BtoB: What are the must-have elements of a Web site selling to the manufacturing vertical?
Worthington: In manufacturing, there are two key components for your Web site. The first one is the product catalog. Vendors selling to manufacturers have forever had product catalogs. The problem is they always drove everything through the product catalog, and these days the sell is more of an educational sell. You can't just come in and shake hands and say, "Buy my valve—it's the greatest on the market." Now you have to demonstrate that you know what you're talking about, that you really understand the whole product life cycle for them, and how the valve is going to be replaced and all that.
The second piece, which is now the most important, is the technical library—the repository for all your white papers, your tech notes, your tips, your case histories. All this stuff needs to be in one area because this is how you differentiate yourself. Unless you're selling a commodity component and you're just trying to be the lowest-cost provider, you have to differentiate.

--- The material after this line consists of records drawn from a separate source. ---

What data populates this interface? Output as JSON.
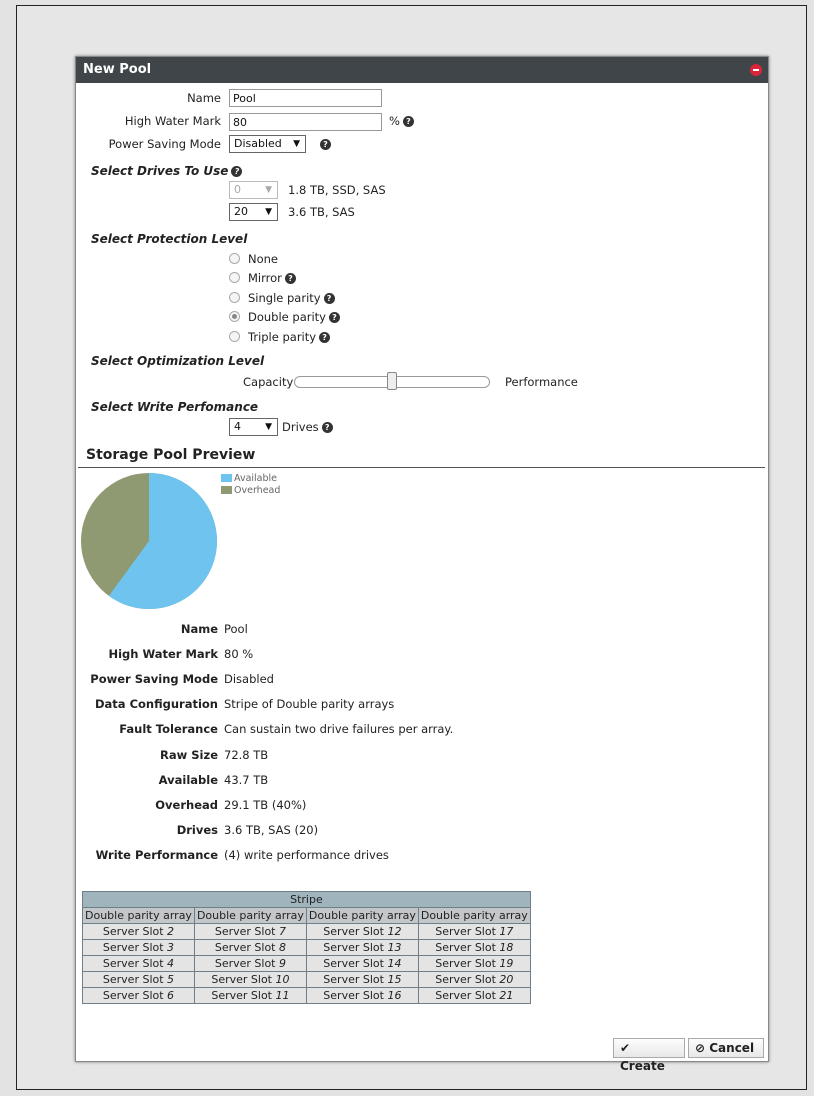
{
  "dialog": {
    "title": "New Pool"
  },
  "form": {
    "name_label": "Name",
    "name_value": "Pool",
    "hwm_label": "High Water Mark",
    "hwm_value": "80",
    "hwm_unit": "%",
    "psm_label": "Power Saving Mode",
    "psm_value": "Disabled",
    "drives_section": "Select Drives To Use",
    "drive_rows": [
      {
        "count": "0",
        "desc": "1.8 TB, SSD, SAS",
        "disabled": true
      },
      {
        "count": "20",
        "desc": "3.6 TB, SAS",
        "disabled": false
      }
    ],
    "protection_section": "Select Protection Level",
    "protection_options": [
      "None",
      "Mirror",
      "Single parity",
      "Double parity",
      "Triple parity"
    ],
    "protection_selected": "Double parity",
    "optimization_section": "Select Optimization Level",
    "opt_left": "Capacity",
    "opt_right": "Performance",
    "opt_value": 0.5,
    "write_section": "Select Write Perfomance",
    "write_value": "4",
    "write_unit": "Drives"
  },
  "preview": {
    "title": "Storage Pool Preview",
    "legend": [
      {
        "label": "Available",
        "color": "#6ec4ef"
      },
      {
        "label": "Overhead",
        "color": "#8f9a73"
      }
    ],
    "pie": {
      "available": 43.7,
      "overhead": 29.1
    },
    "details": [
      {
        "label": "Name",
        "value": "Pool"
      },
      {
        "label": "High Water Mark",
        "value": "80 %"
      },
      {
        "label": "Power Saving Mode",
        "value": "Disabled"
      },
      {
        "label": "Data Configuration",
        "value": "Stripe of Double parity arrays"
      },
      {
        "label": "Fault Tolerance",
        "value": "Can sustain two drive failures per array."
      },
      {
        "label": "Raw Size",
        "value": "72.8 TB"
      },
      {
        "label": "Available",
        "value": "43.7 TB"
      },
      {
        "label": "Overhead",
        "value": "29.1 TB (40%)"
      },
      {
        "label": "Drives",
        "value": "3.6 TB, SAS (20)"
      },
      {
        "label": "Write Performance",
        "value": "(4) write performance drives"
      }
    ],
    "table": {
      "header": "Stripe",
      "columns": [
        "Double parity array",
        "Double parity array",
        "Double parity array",
        "Double parity array"
      ],
      "slot_label": "Server Slot",
      "rows": [
        [
          "2",
          "7",
          "12",
          "17"
        ],
        [
          "3",
          "8",
          "13",
          "18"
        ],
        [
          "4",
          "9",
          "14",
          "19"
        ],
        [
          "5",
          "10",
          "15",
          "20"
        ],
        [
          "6",
          "11",
          "16",
          "21"
        ]
      ]
    }
  },
  "buttons": {
    "create": "Create",
    "cancel": "Cancel"
  }
}
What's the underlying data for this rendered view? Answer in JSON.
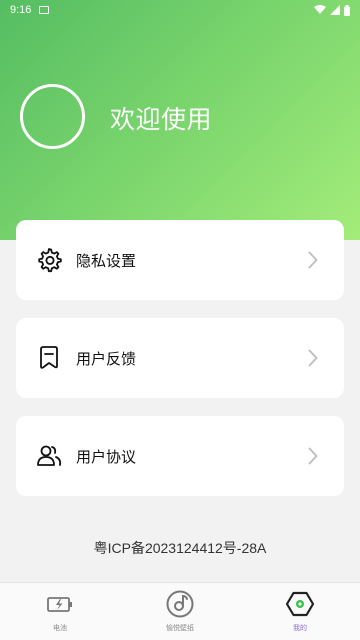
{
  "status_bar": {
    "time": "9:16"
  },
  "header": {
    "welcome_text": "欢迎使用"
  },
  "menu": [
    {
      "label": "隐私设置",
      "icon": "gear-icon"
    },
    {
      "label": "用户反馈",
      "icon": "bookmark-feedback-icon"
    },
    {
      "label": "用户协议",
      "icon": "users-agreement-icon"
    }
  ],
  "footer": {
    "icp": "粤ICP备2023124412号-28A"
  },
  "tabs": [
    {
      "label": "电池",
      "icon": "battery-charging-icon",
      "active": false
    },
    {
      "label": "愉悦壁纸",
      "icon": "music-disc-icon",
      "active": false
    },
    {
      "label": "我的",
      "icon": "hexagon-profile-icon",
      "active": true
    }
  ],
  "colors": {
    "gradient_start": "#55bd62",
    "gradient_end": "#a4ec7a",
    "accent": "#8b6cd8",
    "active_icon": "#37c24a"
  }
}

With manufacturers, you have to educate them on your expertise in this area. ... The Web has been a phenomenal tool for being able to bring all that material together in one place and really deliver a thud factor that we've never seen before.
BtoB: What other online marketing channels are working for your clients?
Worthington: We love search engine marketing for any market that we deal with because it's one-to-one marketing perfected. You're dealing with a person who types in a particular phrase, and you can get really specific with your advertisement and with the message that goes to them. There's probably only a couple of hundred people in the world who really care about [for example] 18- or 24-bit data acquisition systems. But that's OK. If I sell 24-bit data-acquisition systems, I want to talk directly to those few hundred people. So search engines allow me to do that in ways that no other medium has allowed. It's very exciting to be able to do target marketing right down to an extremely granular level, in terms of a few hundred or a few dozen people even. —M. E. M.